▶ **EXERCISE DETAILS**:
Write out, exactly and in full, the records given below, but not their pictures.

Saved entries
....

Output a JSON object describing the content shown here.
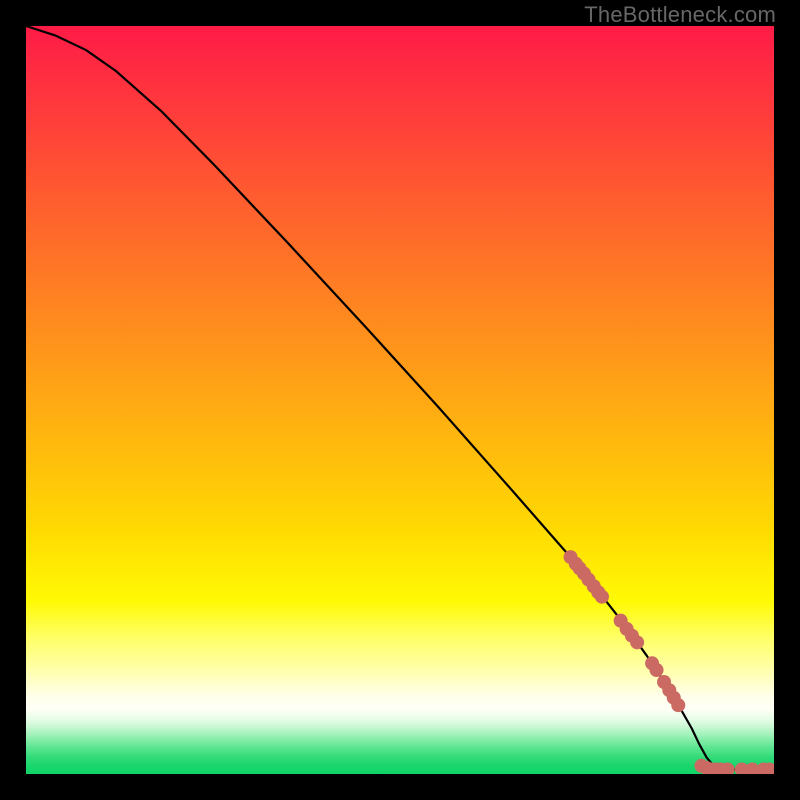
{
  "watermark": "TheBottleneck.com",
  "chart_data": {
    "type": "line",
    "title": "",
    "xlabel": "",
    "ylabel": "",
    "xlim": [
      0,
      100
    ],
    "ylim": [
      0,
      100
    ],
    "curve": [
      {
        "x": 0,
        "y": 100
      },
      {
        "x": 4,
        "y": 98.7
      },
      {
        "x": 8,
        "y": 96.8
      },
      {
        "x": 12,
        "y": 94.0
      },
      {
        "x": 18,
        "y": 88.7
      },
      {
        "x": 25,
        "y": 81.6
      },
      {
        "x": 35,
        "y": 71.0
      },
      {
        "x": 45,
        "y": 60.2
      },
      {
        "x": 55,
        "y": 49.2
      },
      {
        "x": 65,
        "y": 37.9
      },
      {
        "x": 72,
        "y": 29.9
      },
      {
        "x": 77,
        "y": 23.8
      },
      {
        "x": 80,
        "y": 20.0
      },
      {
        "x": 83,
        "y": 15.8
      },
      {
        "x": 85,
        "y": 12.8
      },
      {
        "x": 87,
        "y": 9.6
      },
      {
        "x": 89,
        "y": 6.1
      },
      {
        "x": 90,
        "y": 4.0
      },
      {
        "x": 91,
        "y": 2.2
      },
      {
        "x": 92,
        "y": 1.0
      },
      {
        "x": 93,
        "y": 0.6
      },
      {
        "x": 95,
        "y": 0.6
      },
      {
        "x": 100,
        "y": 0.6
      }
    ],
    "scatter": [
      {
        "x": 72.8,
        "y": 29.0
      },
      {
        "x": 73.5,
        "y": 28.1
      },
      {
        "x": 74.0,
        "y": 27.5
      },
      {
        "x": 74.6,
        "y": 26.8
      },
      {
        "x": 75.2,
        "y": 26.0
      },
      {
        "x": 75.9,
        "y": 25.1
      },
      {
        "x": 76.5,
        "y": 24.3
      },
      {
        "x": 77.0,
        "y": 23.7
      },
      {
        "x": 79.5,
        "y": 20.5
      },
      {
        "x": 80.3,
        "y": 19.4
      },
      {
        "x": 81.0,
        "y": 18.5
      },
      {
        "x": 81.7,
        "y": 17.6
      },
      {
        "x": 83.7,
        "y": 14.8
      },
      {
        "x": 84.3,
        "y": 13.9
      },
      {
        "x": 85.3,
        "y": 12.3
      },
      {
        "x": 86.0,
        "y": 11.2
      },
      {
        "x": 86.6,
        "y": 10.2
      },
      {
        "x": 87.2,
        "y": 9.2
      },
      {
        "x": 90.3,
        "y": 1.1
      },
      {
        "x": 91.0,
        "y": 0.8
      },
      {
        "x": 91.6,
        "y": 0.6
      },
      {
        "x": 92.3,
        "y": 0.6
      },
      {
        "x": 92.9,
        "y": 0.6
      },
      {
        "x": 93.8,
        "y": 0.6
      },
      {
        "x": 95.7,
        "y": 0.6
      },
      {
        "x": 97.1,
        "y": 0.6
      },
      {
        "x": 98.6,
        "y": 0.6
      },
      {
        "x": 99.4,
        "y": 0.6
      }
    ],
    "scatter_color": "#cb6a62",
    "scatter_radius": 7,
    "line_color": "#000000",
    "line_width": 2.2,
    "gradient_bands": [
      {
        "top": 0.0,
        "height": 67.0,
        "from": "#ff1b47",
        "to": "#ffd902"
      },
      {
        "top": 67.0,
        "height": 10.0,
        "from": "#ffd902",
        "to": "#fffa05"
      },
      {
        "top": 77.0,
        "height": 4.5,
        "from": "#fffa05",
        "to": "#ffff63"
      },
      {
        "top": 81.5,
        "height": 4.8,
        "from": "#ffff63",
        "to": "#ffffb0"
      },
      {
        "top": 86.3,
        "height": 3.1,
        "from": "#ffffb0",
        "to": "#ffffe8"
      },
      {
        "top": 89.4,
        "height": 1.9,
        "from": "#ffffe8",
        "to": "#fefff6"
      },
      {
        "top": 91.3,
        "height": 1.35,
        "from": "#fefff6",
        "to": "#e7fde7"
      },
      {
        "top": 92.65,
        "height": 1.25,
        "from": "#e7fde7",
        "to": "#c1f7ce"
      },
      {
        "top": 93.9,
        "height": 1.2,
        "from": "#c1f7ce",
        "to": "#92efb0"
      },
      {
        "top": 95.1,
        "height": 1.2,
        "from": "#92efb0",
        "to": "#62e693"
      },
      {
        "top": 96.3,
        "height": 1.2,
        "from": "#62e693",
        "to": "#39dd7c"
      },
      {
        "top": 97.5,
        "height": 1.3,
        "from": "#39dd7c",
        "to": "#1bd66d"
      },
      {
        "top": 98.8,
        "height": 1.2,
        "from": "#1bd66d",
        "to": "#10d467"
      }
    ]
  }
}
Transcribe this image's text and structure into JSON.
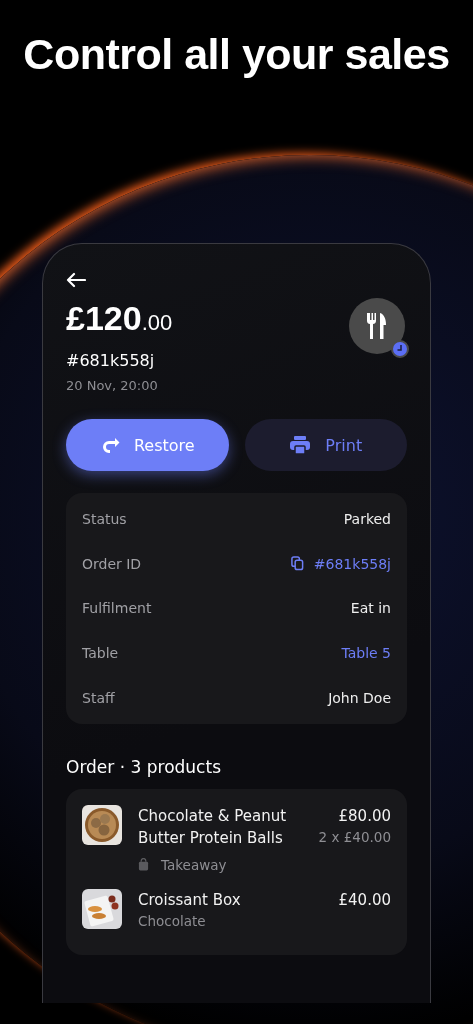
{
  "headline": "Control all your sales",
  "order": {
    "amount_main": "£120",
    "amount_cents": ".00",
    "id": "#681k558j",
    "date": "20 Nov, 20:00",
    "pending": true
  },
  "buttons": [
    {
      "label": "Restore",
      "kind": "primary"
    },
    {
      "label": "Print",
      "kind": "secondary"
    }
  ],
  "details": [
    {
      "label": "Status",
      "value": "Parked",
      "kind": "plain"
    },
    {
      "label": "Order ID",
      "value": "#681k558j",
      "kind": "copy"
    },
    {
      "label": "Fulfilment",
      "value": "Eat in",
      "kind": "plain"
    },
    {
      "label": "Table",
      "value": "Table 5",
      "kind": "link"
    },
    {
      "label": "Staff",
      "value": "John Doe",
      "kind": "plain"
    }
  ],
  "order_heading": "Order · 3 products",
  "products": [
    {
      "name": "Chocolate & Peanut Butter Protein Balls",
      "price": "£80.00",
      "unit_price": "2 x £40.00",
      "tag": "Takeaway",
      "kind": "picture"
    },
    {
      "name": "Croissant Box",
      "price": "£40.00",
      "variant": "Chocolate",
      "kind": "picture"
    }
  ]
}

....

▶ **RESULT**:
Output a JSON object describing the content shown here.
{
  "watermark": "TheBottleneck.com",
  "chart_data": {
    "type": "line",
    "title": "",
    "xlabel": "",
    "ylabel": "",
    "xlim": [
      0,
      100
    ],
    "ylim": [
      0,
      100
    ],
    "curve": [
      {
        "x": 0,
        "y": 100
      },
      {
        "x": 4,
        "y": 98.7
      },
      {
        "x": 8,
        "y": 96.8
      },
      {
        "x": 12,
        "y": 94.0
      },
      {
        "x": 18,
        "y": 88.7
      },
      {
        "x": 25,
        "y": 81.6
      },
      {
        "x": 35,
        "y": 71.0
      },
      {
        "x": 45,
        "y": 60.2
      },
      {
        "x": 55,
        "y": 49.2
      },
      {
        "x": 65,
        "y": 37.9
      },
      {
        "x": 72,
        "y": 29.9
      },
      {
        "x": 77,
        "y": 23.8
      },
      {
        "x": 80,
        "y": 20.0
      },
      {
        "x": 83,
        "y": 15.8
      },
      {
        "x": 85,
        "y": 12.8
      },
      {
        "x": 87,
        "y": 9.6
      },
      {
        "x": 89,
        "y": 6.1
      },
      {
        "x": 90,
        "y": 4.0
      },
      {
        "x": 91,
        "y": 2.2
      },
      {
        "x": 92,
        "y": 1.0
      },
      {
        "x": 93,
        "y": 0.6
      },
      {
        "x": 95,
        "y": 0.6
      },
      {
        "x": 100,
        "y": 0.6
      }
    ],
    "scatter": [
      {
        "x": 72.8,
        "y": 29.0
      },
      {
        "x": 73.5,
        "y": 28.1
      },
      {
        "x": 74.0,
        "y": 27.5
      },
      {
        "x": 74.6,
        "y": 26.8
      },
      {
        "x": 75.2,
        "y": 26.0
      },
      {
        "x": 75.9,
        "y": 25.1
      },
      {
        "x": 76.5,
        "y": 24.3
      },
      {
        "x": 77.0,
        "y": 23.7
      },
      {
        "x": 79.5,
        "y": 20.5
      },
      {
        "x": 80.3,
        "y": 19.4
      },
      {
        "x": 81.0,
        "y": 18.5
      },
      {
        "x": 81.7,
        "y": 17.6
      },
      {
        "x": 83.7,
        "y": 14.8
      },
      {
        "x": 84.3,
        "y": 13.9
      },
      {
        "x": 85.3,
        "y": 12.3
      },
      {
        "x": 86.0,
        "y": 11.2
      },
      {
        "x": 86.6,
        "y": 10.2
      },
      {
        "x": 87.2,
        "y": 9.2
      },
      {
        "x": 90.3,
        "y": 1.1
      },
      {
        "x": 91.0,
        "y": 0.8
      },
      {
        "x": 91.6,
        "y": 0.6
      },
      {
        "x": 92.3,
        "y": 0.6
      },
      {
        "x": 92.9,
        "y": 0.6
      },
      {
        "x": 93.8,
        "y": 0.6
      },
      {
        "x": 95.7,
        "y": 0.6
      },
      {
        "x": 97.1,
        "y": 0.6
      },
      {
        "x": 98.6,
        "y": 0.6
      },
      {
        "x": 99.4,
        "y": 0.6
      }
    ],
    "scatter_color": "#cb6a62",
    "scatter_radius": 7,
    "line_color": "#000000",
    "line_width": 2.2,
    "gradient_bands": [
      {
        "top": 0.0,
        "height": 67.0,
        "from": "#ff1b47",
        "to": "#ffd902"
      },
      {
        "top": 67.0,
        "height": 10.0,
        "from": "#ffd902",
        "to": "#fffa05"
      },
      {
        "top": 77.0,
        "height": 4.5,
        "from": "#fffa05",
        "to": "#ffff63"
      },
      {
        "top": 81.5,
        "height": 4.8,
        "from": "#ffff63",
        "to": "#ffffb0"
      },
      {
        "top": 86.3,
        "height": 3.1,
        "from": "#ffffb0",
        "to": "#ffffe8"
      },
      {
        "top": 89.4,
        "height": 1.9,
        "from": "#ffffe8",
        "to": "#fefff6"
      },
      {
        "top": 91.3,
        "height": 1.35,
        "from": "#fefff6",
        "to": "#e7fde7"
      },
      {
        "top": 92.65,
        "height": 1.25,
        "from": "#e7fde7",
        "to": "#c1f7ce"
      },
      {
        "top": 93.9,
        "height": 1.2,
        "from": "#c1f7ce",
        "to": "#92efb0"
      },
      {
        "top": 95.1,
        "height": 1.2,
        "from": "#92efb0",
        "to": "#62e693"
      },
      {
        "top": 96.3,
        "height": 1.2,
        "from": "#62e693",
        "to": "#39dd7c"
      },
      {
        "top": 97.5,
        "height": 1.3,
        "from": "#39dd7c",
        "to": "#1bd66d"
      },
      {
        "top": 98.8,
        "height": 1.2,
        "from": "#1bd66d",
        "to": "#10d467"
      }
    ]
  }
}
Transcribe this image's text and structure into JSON.
{
  "headline": "Control all your sales",
  "order": {
    "amount_main": "£120",
    "amount_cents": ".00",
    "id": "#681k558j",
    "date": "20 Nov, 20:00",
    "pending": true
  },
  "buttons": [
    {
      "label": "Restore",
      "kind": "primary"
    },
    {
      "label": "Print",
      "kind": "secondary"
    }
  ],
  "details": [
    {
      "label": "Status",
      "value": "Parked",
      "kind": "plain"
    },
    {
      "label": "Order ID",
      "value": "#681k558j",
      "kind": "copy"
    },
    {
      "label": "Fulfilment",
      "value": "Eat in",
      "kind": "plain"
    },
    {
      "label": "Table",
      "value": "Table 5",
      "kind": "link"
    },
    {
      "label": "Staff",
      "value": "John Doe",
      "kind": "plain"
    }
  ],
  "order_heading": "Order · 3 products",
  "products": [
    {
      "name": "Chocolate & Peanut Butter Protein Balls",
      "price": "£80.00",
      "unit_price": "2 x £40.00",
      "tag": "Takeaway",
      "kind": "picture"
    },
    {
      "name": "Croissant Box",
      "price": "£40.00",
      "variant": "Chocolate",
      "kind": "picture"
    }
  ]
}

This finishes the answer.